» Task objective: Give the number of lines below with "label" in them, leaving out anything else.

» Dataset excerpts:

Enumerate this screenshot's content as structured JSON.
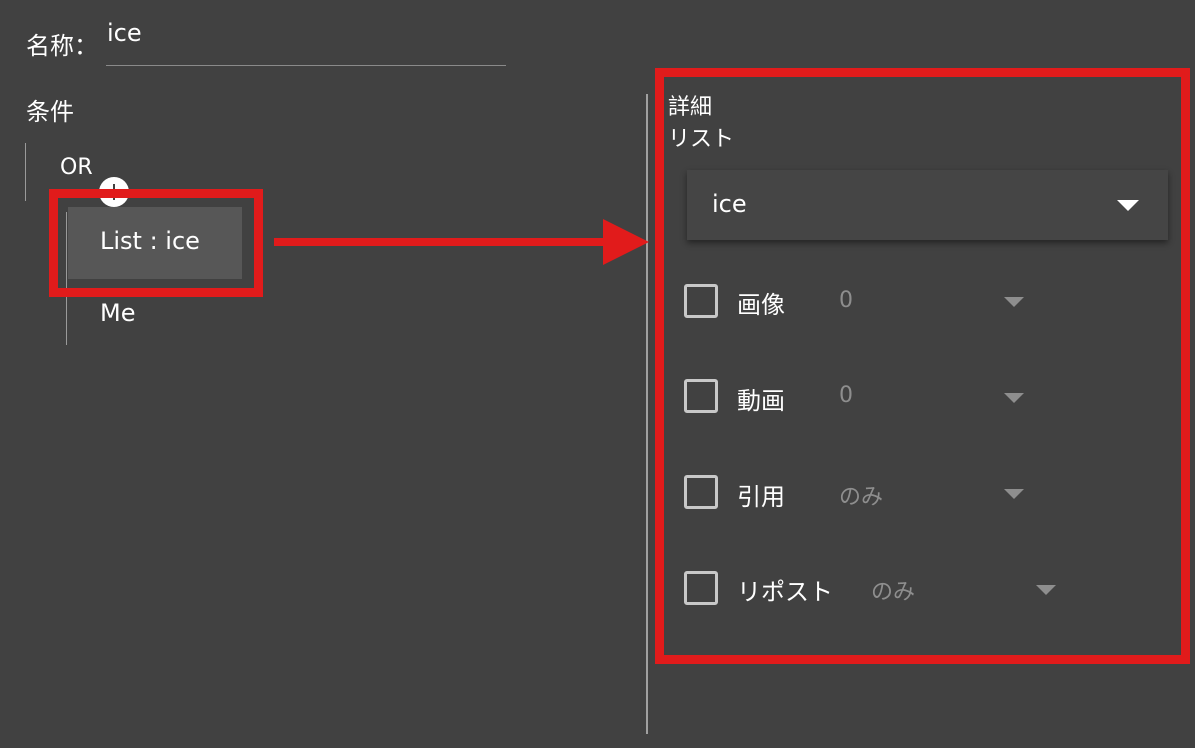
{
  "name": {
    "label": "名称：",
    "value": "ice"
  },
  "conditions": {
    "label": "条件",
    "group_operator": "OR",
    "items": [
      {
        "label": "List : ice",
        "selected": true
      },
      {
        "label": "Me",
        "selected": false
      }
    ]
  },
  "detail": {
    "heading": "詳細",
    "subheading": "リスト",
    "list_select": {
      "value": "ice"
    },
    "options": [
      {
        "label": "画像",
        "value": "0",
        "checked": false
      },
      {
        "label": "動画",
        "value": "0",
        "checked": false
      },
      {
        "label": "引用",
        "value": "のみ",
        "checked": false
      },
      {
        "label": "リポスト",
        "value": "のみ",
        "checked": false
      }
    ]
  },
  "colors": {
    "background": "#414141",
    "annotation_red": "#e11b1b",
    "selected_node": "#575757",
    "muted_text": "#8e8e8e"
  }
}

» Answer for this exercise: 8